------ Recorded information ------

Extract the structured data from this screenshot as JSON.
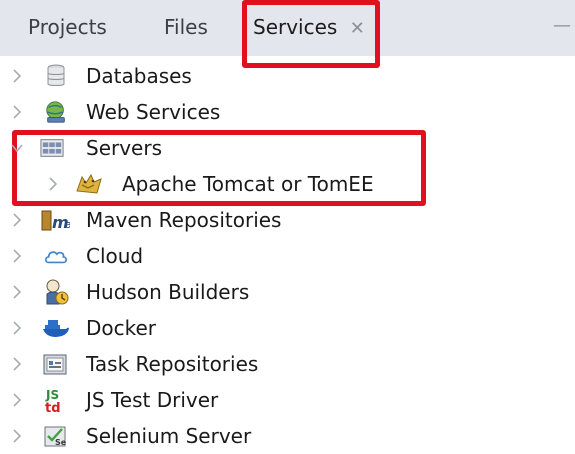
{
  "tabs": [
    {
      "label": "Projects"
    },
    {
      "label": "Files"
    },
    {
      "label": "Services",
      "active": true
    }
  ],
  "tree": {
    "items": [
      {
        "label": "Databases",
        "icon": "database-icon"
      },
      {
        "label": "Web Services",
        "icon": "web-services-icon"
      },
      {
        "label": "Servers",
        "icon": "servers-icon",
        "expanded": true
      },
      {
        "label": "Apache Tomcat or TomEE",
        "icon": "tomcat-icon"
      },
      {
        "label": "Maven Repositories",
        "icon": "maven-icon"
      },
      {
        "label": "Cloud",
        "icon": "cloud-icon"
      },
      {
        "label": "Hudson Builders",
        "icon": "hudson-icon"
      },
      {
        "label": "Docker",
        "icon": "docker-icon"
      },
      {
        "label": "Task Repositories",
        "icon": "task-repositories-icon"
      },
      {
        "label": "JS Test Driver",
        "icon": "js-test-driver-icon"
      },
      {
        "label": "Selenium Server",
        "icon": "selenium-icon"
      }
    ]
  },
  "colors": {
    "highlight": "#e0101e",
    "tabbar": "#e3e6ec"
  }
}
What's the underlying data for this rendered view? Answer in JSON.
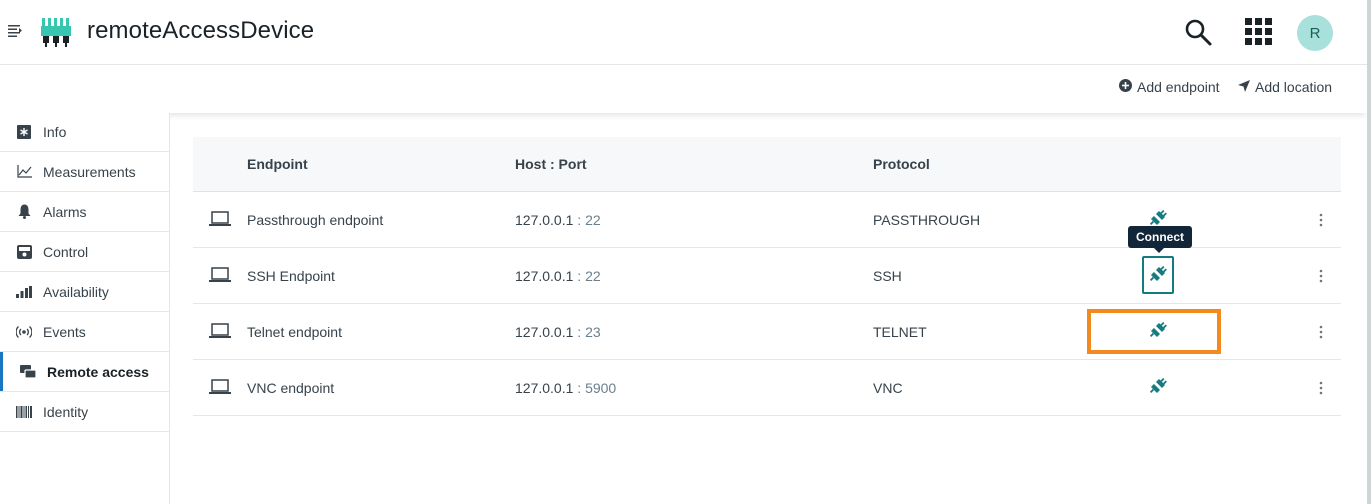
{
  "header": {
    "title": "remoteAccessDevice",
    "menu_icon": "menu-icon",
    "logo_icon": "device-icon",
    "search_icon": "search-icon",
    "apps_icon": "apps-grid-icon",
    "avatar_initial": "R",
    "avatar_color": "#a8e0dc"
  },
  "actions": {
    "add_endpoint": "Add endpoint",
    "add_location": "Add location"
  },
  "sidebar": {
    "items": [
      {
        "label": "Info",
        "icon": "info-icon",
        "active": false
      },
      {
        "label": "Measurements",
        "icon": "chart-icon",
        "active": false
      },
      {
        "label": "Alarms",
        "icon": "bell-icon",
        "active": false
      },
      {
        "label": "Control",
        "icon": "control-icon",
        "active": false
      },
      {
        "label": "Availability",
        "icon": "signal-bars-icon",
        "active": false
      },
      {
        "label": "Events",
        "icon": "broadcast-icon",
        "active": false
      },
      {
        "label": "Remote access",
        "icon": "remote-access-icon",
        "active": true
      },
      {
        "label": "Identity",
        "icon": "barcode-icon",
        "active": false
      }
    ]
  },
  "table": {
    "headers": {
      "endpoint": "Endpoint",
      "host_port": "Host : Port",
      "protocol": "Protocol"
    },
    "rows": [
      {
        "name": "Passthrough endpoint",
        "host": "127.0.0.1",
        "sep": " : ",
        "port": "22",
        "protocol": "PASSTHROUGH"
      },
      {
        "name": "SSH Endpoint",
        "host": "127.0.0.1",
        "sep": " : ",
        "port": "22",
        "protocol": "SSH"
      },
      {
        "name": "Telnet endpoint",
        "host": "127.0.0.1",
        "sep": " : ",
        "port": "23",
        "protocol": "TELNET"
      },
      {
        "name": "VNC endpoint",
        "host": "127.0.0.1",
        "sep": " : ",
        "port": "5900",
        "protocol": "VNC"
      }
    ]
  },
  "tooltip": {
    "text": "Connect"
  },
  "colors": {
    "accent": "#1776bf",
    "connect_icon": "#147b80",
    "highlight": "#f28a1e",
    "tooltip_bg": "#12263a"
  }
}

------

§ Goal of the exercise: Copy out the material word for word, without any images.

§ Solution to this exercise:
Extract the structured data from this screenshot as JSON.
{
  "tabs": [
    {
      "label": "Projects"
    },
    {
      "label": "Files"
    },
    {
      "label": "Services",
      "active": true
    }
  ],
  "tree": {
    "items": [
      {
        "label": "Databases",
        "icon": "database-icon"
      },
      {
        "label": "Web Services",
        "icon": "web-services-icon"
      },
      {
        "label": "Servers",
        "icon": "servers-icon",
        "expanded": true
      },
      {
        "label": "Apache Tomcat or TomEE",
        "icon": "tomcat-icon"
      },
      {
        "label": "Maven Repositories",
        "icon": "maven-icon"
      },
      {
        "label": "Cloud",
        "icon": "cloud-icon"
      },
      {
        "label": "Hudson Builders",
        "icon": "hudson-icon"
      },
      {
        "label": "Docker",
        "icon": "docker-icon"
      },
      {
        "label": "Task Repositories",
        "icon": "task-repositories-icon"
      },
      {
        "label": "JS Test Driver",
        "icon": "js-test-driver-icon"
      },
      {
        "label": "Selenium Server",
        "icon": "selenium-icon"
      }
    ]
  },
  "colors": {
    "highlight": "#e0101e",
    "tabbar": "#e3e6ec"
  }
}
What's the underlying data for this rendered view? Answer in JSON.
{
  "header": {
    "title": "remoteAccessDevice",
    "menu_icon": "menu-icon",
    "logo_icon": "device-icon",
    "search_icon": "search-icon",
    "apps_icon": "apps-grid-icon",
    "avatar_initial": "R",
    "avatar_color": "#a8e0dc"
  },
  "actions": {
    "add_endpoint": "Add endpoint",
    "add_location": "Add location"
  },
  "sidebar": {
    "items": [
      {
        "label": "Info",
        "icon": "info-icon",
        "active": false
      },
      {
        "label": "Measurements",
        "icon": "chart-icon",
        "active": false
      },
      {
        "label": "Alarms",
        "icon": "bell-icon",
        "active": false
      },
      {
        "label": "Control",
        "icon": "control-icon",
        "active": false
      },
      {
        "label": "Availability",
        "icon": "signal-bars-icon",
        "active": false
      },
      {
        "label": "Events",
        "icon": "broadcast-icon",
        "active": false
      },
      {
        "label": "Remote access",
        "icon": "remote-access-icon",
        "active": true
      },
      {
        "label": "Identity",
        "icon": "barcode-icon",
        "active": false
      }
    ]
  },
  "table": {
    "headers": {
      "endpoint": "Endpoint",
      "host_port": "Host : Port",
      "protocol": "Protocol"
    },
    "rows": [
      {
        "name": "Passthrough endpoint",
        "host": "127.0.0.1",
        "sep": " : ",
        "port": "22",
        "protocol": "PASSTHROUGH"
      },
      {
        "name": "SSH Endpoint",
        "host": "127.0.0.1",
        "sep": " : ",
        "port": "22",
        "protocol": "SSH"
      },
      {
        "name": "Telnet endpoint",
        "host": "127.0.0.1",
        "sep": " : ",
        "port": "23",
        "protocol": "TELNET"
      },
      {
        "name": "VNC endpoint",
        "host": "127.0.0.1",
        "sep": " : ",
        "port": "5900",
        "protocol": "VNC"
      }
    ]
  },
  "tooltip": {
    "text": "Connect"
  },
  "colors": {
    "accent": "#1776bf",
    "connect_icon": "#147b80",
    "highlight": "#f28a1e",
    "tooltip_bg": "#12263a"
  }
}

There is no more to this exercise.